Fibre is a good source of fuel to get the party started for your gut’s metropolis of microflora. That, and a good serving of natural yoghurt on top. If you’re interested in learning more about the brilliance of our very own internal ecosystem, then I highly recommend Gut by Giulia Enders from your local book store. It’s so incredibly witty, intelligent and informative. Plus, it might just change your life.

Serves 6-8 as mains or side dish

2 tablespoons butter, ghee or olive oil
2 teaspoons cumin seeds
2 teaspoons black mustard seeds
2 large onions, diced
6 fat cloves garlic, peeled and minced
1 fat thumb-sized piece of ginger, peeled and minced
1 tin chopped tomatoes
2 teaspoons ground curry powder
2 tins chickpeas
500g rainbow chard, baby spinach or cavolo nero, sliced
Natural yoghurt, to serve

.

Heat the butter over a hot flame and tumble in your cumin and mustard seeds. As soon as they start to pop (30 seconds), turn down the heat and add the onion. Sweat for 10 mins until softened before adding the garlic and ginger. Cook and stir for another 3-5 minutes until the onions have caramelised and before the garlic burns. Pour in the tin of tomatoes and cook down for 5 minutes until thick (see video above).

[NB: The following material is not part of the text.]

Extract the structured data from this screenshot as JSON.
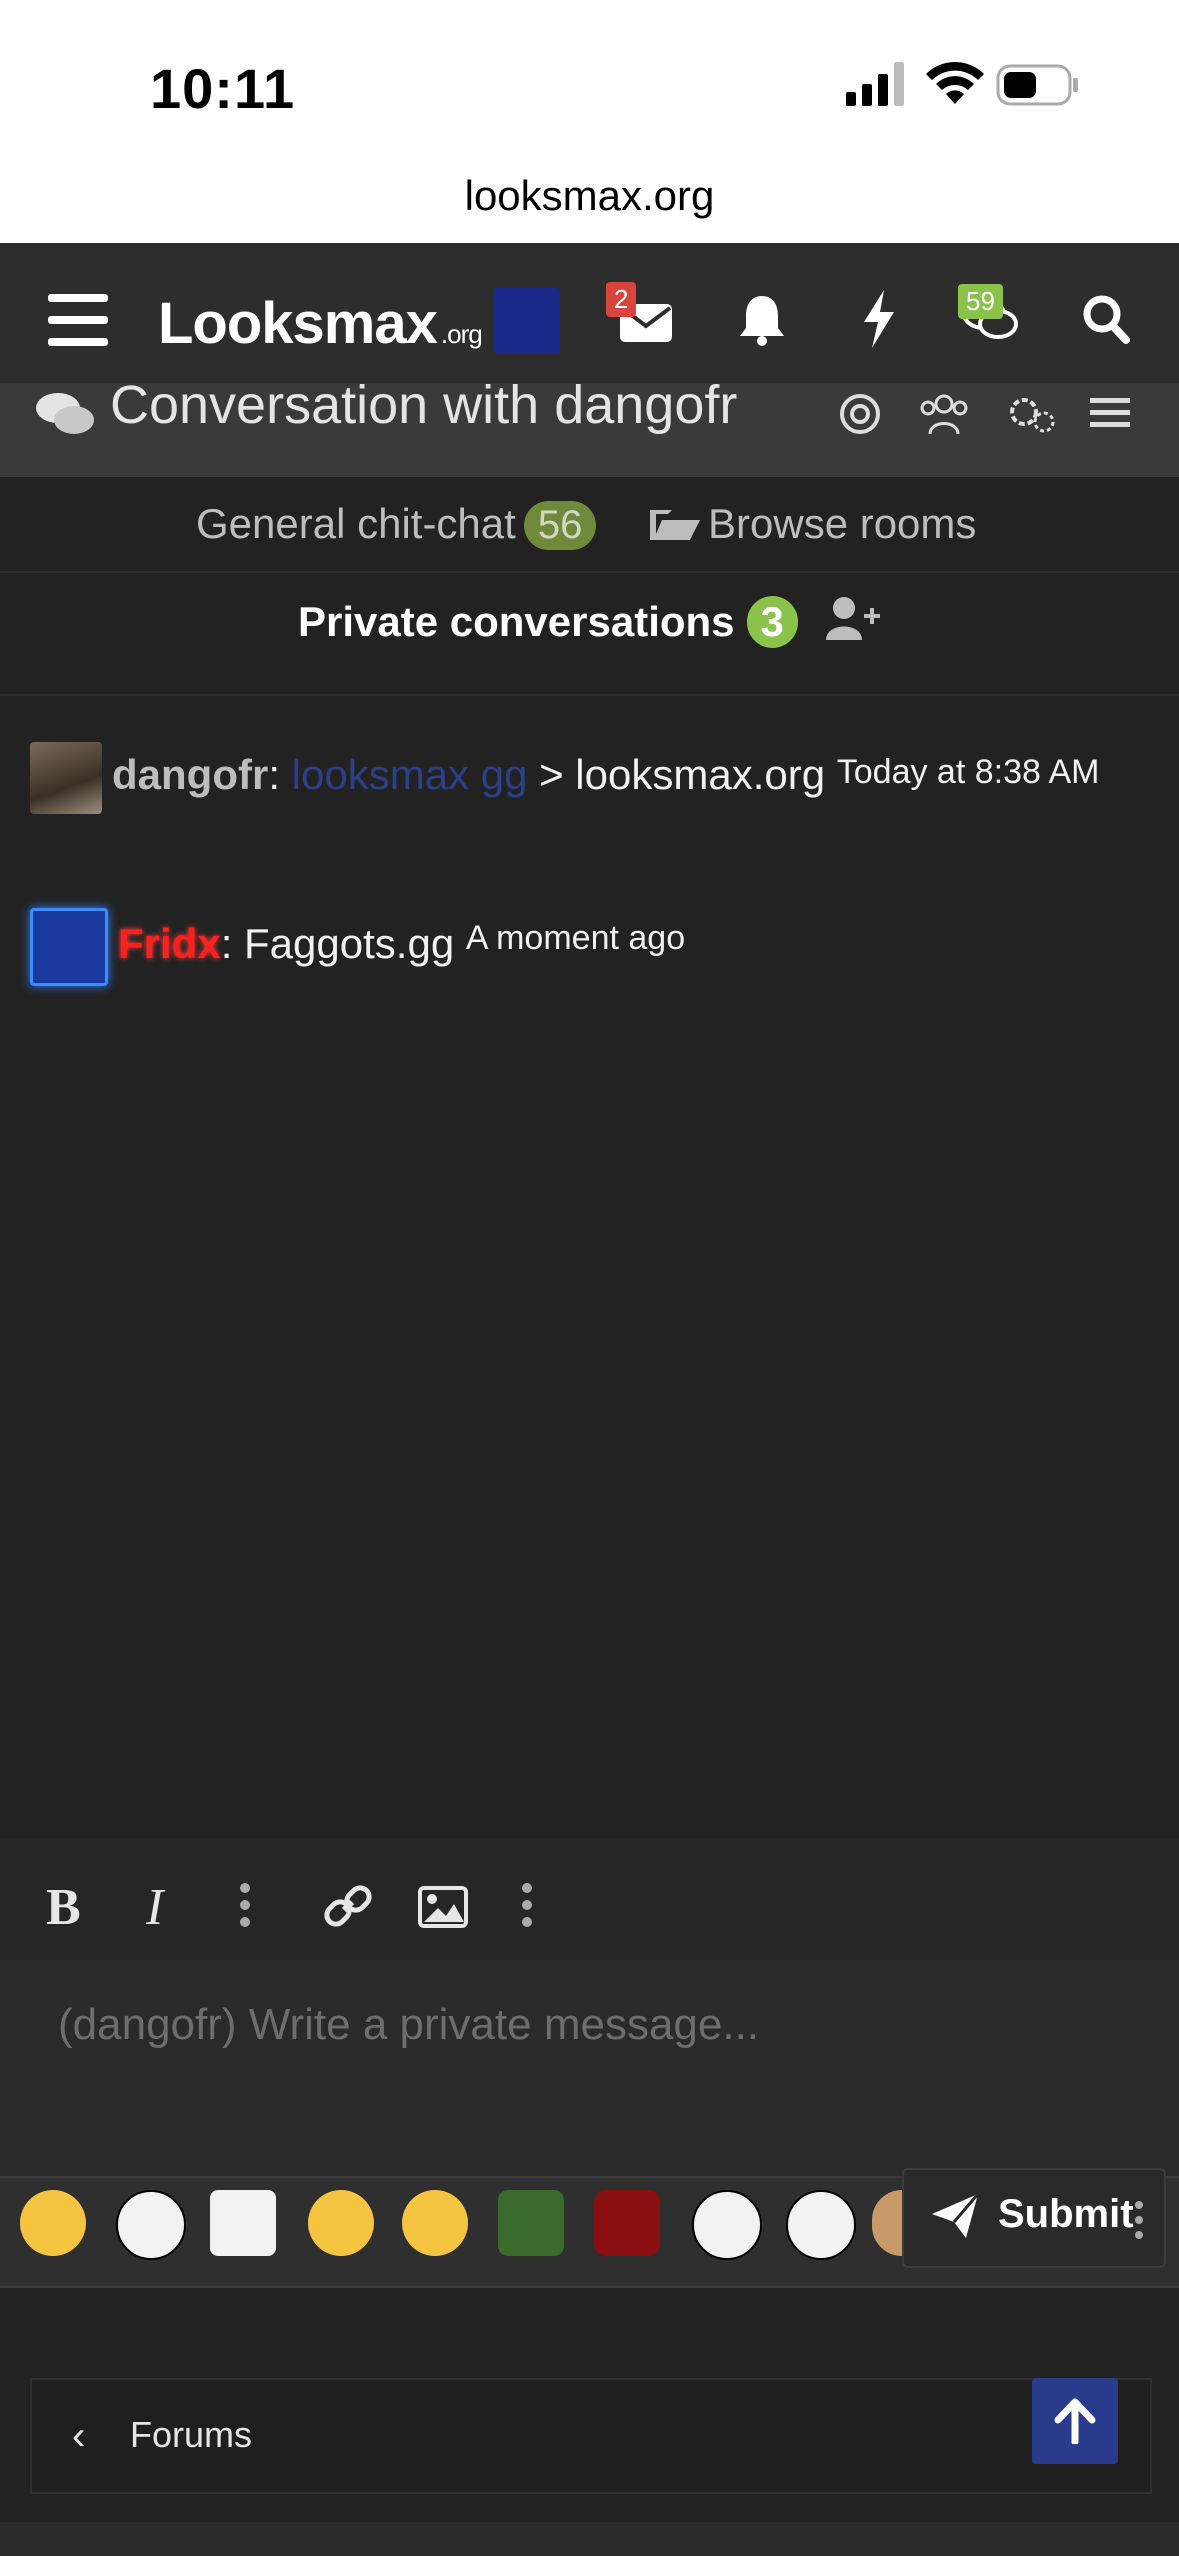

Parachute in the curry powder, sliced greens, and the drained chickpeas. You can loosen up the dish by adding a little chickpea juice from the tin. The greens need a few minutes to wilt down into the dish. Cook for a further 5 minutes before seasoning, plating up, and serving with poppadoms or rice and natural yoghurt.